Yes there were things I could have done without in this episode. This is the second time this season the Doctor's been shown regenerating. It's not the ludicrous excess of season six, where just shy of half of the episodes featured some element of the regeneration effect, but it's still too much. It's possible, perhaps even likely, this is all going to tie into Capaldi's exit. The Mondasian Cybermen being introduced in the First Doctor's final story and Capaldi being so close to leaving, along with this episode starting with him seemingly regenerating, invites comparisons and the drawing of parallels8. If this is all tied into Capaldi's exit the regeneration becomes easier to overlook.
Essentially what I'm saying is that this episode was very good. The best we've had in series ten. Possibly the best we've had since Moffat took over, though that's a bigger claim and one I'd need to rewatch for things before stating absolutely. But it's clearly up there amongst the best work Moffat's done for Doctor Who. If he's driven you away with his nonsense since 2010 come back for this.
1 He's been doing this since The Girl in the Fireplace in 2006 and it was particularly prominent during the Matt Smith series.
2 The Girl in the Fireplace again. See also the Library two-parter where a little girl who appeared to be living in suburban England had an alien planet, and the Doctor, inside her head.
3 This has been a recent development.
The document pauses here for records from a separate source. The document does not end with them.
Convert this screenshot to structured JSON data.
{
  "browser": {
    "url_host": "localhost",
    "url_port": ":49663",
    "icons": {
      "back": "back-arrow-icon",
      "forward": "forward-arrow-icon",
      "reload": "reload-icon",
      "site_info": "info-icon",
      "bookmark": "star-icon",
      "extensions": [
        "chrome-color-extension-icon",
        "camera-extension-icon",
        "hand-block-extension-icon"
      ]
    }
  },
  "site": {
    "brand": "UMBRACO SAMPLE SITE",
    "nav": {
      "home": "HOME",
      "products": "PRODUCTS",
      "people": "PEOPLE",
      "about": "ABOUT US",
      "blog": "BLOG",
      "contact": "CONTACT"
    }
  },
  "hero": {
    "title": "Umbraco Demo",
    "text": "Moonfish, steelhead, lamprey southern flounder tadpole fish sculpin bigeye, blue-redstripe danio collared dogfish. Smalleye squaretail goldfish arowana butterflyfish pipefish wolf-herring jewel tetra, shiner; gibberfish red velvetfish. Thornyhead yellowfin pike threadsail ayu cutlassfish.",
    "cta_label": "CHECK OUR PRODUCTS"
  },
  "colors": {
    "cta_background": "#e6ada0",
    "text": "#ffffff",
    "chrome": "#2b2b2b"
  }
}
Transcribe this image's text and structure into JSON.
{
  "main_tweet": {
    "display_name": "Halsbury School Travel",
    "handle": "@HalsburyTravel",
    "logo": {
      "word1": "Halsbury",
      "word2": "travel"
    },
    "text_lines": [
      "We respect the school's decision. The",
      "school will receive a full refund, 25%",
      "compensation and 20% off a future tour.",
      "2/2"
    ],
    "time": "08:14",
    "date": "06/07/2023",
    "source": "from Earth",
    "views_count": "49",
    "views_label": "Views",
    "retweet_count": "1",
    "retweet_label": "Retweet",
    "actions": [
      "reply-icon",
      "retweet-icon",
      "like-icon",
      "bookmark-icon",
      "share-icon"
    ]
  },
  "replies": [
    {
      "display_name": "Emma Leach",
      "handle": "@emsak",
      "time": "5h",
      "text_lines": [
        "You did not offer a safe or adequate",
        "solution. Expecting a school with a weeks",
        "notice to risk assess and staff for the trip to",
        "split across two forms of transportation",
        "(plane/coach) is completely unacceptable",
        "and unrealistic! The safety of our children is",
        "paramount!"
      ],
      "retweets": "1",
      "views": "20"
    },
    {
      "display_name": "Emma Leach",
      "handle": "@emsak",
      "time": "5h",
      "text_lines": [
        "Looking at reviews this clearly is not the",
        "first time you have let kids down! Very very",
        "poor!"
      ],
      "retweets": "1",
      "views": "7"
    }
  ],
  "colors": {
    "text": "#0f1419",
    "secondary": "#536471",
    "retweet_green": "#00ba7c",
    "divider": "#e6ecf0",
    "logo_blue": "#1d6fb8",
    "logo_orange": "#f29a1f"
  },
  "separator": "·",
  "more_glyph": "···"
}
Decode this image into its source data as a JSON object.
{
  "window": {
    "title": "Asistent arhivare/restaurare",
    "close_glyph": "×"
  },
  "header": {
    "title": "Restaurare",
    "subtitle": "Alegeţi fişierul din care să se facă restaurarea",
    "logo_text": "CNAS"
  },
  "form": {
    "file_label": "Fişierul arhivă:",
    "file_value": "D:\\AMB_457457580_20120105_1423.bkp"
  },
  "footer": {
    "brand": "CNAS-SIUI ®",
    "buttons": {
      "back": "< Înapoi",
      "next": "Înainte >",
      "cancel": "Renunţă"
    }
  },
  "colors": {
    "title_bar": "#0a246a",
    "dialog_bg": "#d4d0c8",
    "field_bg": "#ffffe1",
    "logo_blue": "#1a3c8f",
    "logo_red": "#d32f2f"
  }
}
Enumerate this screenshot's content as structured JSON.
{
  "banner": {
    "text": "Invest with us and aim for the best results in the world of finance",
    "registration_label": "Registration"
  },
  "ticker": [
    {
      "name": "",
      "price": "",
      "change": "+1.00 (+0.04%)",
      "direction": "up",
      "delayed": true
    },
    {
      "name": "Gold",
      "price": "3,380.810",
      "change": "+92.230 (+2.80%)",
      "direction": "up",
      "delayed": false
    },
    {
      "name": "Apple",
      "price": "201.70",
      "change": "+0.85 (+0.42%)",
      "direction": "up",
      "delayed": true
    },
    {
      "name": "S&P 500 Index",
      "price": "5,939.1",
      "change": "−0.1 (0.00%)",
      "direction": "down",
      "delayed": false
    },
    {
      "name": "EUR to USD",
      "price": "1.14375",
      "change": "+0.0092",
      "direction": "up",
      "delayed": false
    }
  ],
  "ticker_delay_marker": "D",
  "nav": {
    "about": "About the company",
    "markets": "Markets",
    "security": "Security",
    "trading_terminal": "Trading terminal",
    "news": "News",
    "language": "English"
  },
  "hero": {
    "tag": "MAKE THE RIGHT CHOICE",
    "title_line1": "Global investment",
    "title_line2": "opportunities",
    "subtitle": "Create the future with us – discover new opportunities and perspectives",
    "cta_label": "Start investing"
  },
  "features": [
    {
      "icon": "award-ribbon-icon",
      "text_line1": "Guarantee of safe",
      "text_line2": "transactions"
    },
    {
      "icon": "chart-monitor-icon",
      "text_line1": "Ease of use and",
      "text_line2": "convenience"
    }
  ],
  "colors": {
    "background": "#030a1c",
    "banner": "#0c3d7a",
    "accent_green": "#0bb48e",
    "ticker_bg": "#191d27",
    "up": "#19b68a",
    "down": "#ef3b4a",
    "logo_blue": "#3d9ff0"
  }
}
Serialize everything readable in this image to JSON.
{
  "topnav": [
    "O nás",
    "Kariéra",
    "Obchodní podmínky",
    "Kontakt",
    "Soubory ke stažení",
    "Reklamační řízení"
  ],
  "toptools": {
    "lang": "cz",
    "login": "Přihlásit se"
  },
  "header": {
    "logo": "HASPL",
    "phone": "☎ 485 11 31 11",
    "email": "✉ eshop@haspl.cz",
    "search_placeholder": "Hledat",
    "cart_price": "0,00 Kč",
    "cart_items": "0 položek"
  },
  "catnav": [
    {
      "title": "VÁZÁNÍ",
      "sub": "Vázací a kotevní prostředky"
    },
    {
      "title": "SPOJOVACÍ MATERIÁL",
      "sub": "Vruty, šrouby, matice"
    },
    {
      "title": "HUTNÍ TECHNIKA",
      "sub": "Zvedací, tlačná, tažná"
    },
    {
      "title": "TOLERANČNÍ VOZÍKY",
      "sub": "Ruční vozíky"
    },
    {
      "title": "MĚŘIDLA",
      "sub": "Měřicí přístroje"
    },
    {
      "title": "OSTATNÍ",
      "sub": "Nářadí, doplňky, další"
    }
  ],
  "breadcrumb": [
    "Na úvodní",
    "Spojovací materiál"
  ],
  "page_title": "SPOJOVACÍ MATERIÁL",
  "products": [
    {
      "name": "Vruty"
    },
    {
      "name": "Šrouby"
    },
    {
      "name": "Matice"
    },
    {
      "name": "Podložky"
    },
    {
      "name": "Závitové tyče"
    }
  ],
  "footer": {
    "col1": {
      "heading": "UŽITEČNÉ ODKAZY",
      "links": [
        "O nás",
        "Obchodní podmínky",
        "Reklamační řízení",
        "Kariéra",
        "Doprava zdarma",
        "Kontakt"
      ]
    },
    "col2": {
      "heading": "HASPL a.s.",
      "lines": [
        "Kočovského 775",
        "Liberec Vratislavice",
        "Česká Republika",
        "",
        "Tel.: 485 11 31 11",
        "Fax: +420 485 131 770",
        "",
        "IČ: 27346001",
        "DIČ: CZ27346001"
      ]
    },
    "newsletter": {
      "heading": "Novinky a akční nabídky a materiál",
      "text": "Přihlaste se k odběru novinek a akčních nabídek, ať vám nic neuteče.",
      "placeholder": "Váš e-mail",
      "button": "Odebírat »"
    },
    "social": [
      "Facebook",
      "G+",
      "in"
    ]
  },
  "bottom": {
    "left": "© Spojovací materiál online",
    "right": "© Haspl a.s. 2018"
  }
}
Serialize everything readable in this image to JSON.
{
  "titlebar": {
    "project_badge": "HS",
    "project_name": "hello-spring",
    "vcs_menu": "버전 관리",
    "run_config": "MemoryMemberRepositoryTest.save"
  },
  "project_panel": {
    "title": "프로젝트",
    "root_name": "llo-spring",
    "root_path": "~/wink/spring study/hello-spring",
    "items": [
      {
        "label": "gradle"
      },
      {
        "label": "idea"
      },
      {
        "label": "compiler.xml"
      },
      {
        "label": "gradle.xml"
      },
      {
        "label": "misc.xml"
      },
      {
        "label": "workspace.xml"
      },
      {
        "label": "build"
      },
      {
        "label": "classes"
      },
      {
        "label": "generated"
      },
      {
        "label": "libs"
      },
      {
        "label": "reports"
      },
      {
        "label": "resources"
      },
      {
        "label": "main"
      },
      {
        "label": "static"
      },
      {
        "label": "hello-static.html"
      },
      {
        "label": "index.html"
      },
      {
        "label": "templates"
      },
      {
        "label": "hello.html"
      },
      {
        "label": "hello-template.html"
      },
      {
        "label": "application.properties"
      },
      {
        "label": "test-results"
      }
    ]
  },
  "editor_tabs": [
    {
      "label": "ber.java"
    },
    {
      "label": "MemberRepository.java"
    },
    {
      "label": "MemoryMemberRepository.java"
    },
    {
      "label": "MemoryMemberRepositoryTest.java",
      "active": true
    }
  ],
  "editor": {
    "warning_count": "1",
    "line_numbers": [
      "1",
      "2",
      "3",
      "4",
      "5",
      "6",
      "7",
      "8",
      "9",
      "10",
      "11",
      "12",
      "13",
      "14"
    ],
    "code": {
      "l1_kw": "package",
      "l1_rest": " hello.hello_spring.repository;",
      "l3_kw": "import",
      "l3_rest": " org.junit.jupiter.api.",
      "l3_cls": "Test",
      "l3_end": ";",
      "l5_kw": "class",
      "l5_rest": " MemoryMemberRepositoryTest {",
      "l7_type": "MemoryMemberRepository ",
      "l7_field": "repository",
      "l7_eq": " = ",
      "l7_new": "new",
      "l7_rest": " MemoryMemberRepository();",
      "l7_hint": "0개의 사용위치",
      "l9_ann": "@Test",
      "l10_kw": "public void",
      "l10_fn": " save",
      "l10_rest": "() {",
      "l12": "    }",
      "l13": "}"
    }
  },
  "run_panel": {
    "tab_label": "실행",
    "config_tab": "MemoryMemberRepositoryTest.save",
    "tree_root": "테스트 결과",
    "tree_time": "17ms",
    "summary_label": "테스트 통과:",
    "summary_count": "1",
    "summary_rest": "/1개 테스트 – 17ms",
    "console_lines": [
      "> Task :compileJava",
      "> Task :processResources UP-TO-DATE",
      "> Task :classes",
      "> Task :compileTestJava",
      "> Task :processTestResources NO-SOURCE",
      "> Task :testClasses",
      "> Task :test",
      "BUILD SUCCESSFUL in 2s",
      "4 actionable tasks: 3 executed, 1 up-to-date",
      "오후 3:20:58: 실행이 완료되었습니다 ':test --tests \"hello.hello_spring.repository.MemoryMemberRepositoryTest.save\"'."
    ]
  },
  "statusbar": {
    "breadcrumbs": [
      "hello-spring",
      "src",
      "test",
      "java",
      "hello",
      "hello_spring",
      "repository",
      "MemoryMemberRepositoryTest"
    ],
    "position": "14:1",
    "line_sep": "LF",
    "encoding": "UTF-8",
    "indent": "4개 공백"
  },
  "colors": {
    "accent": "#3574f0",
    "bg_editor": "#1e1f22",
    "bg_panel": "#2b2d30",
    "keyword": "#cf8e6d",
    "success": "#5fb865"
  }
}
It's a rarity amongst Moffat tropes in that it's not designed to show how clever he is and is more about exploring the backstory and nature of a supporting character.
4 The most obvious example is Rory becoming a plastic centurion. It's worth mentioning Danny Pink though, because he got turned into a Cyberman too. Redoing exactly the same thing with Bill (albeit in a far more effective manner) has to qualify as a new low even for Moffat, right? He's not even tried to hide the fact that it's the same thing done again.
5 Basically any of his two part stories. It's not a criticism of his work. It's actually a good trick to be able to pull off with modern Who cliffhangers. But that doesn't change the fact that it's something associated with Moffles more than any other writer on the show.
6 The key, unsurprisingly, was making better use of characters. A big part of what made this episode work was the reveal of the Master in a story alongside Missy. It works well because it's a returning character interacting with a recurring character from the last few years. Another element of this episode's success was the fate of Bill, who spent years waiting for the Doctor at his request, only to die just before he arrived. That's not something that would work without Bill having been such an engaging character over the last couple of months.
7 Yes, that includes Genesis of the Daleks. It's good but not as good as its reputation makes out. I'm also including Listen, Moffat's "secret origin" of the Doctor. But that was awful so it's not really much of an accomplishment.
8 Never even mind those David Bradley rumours.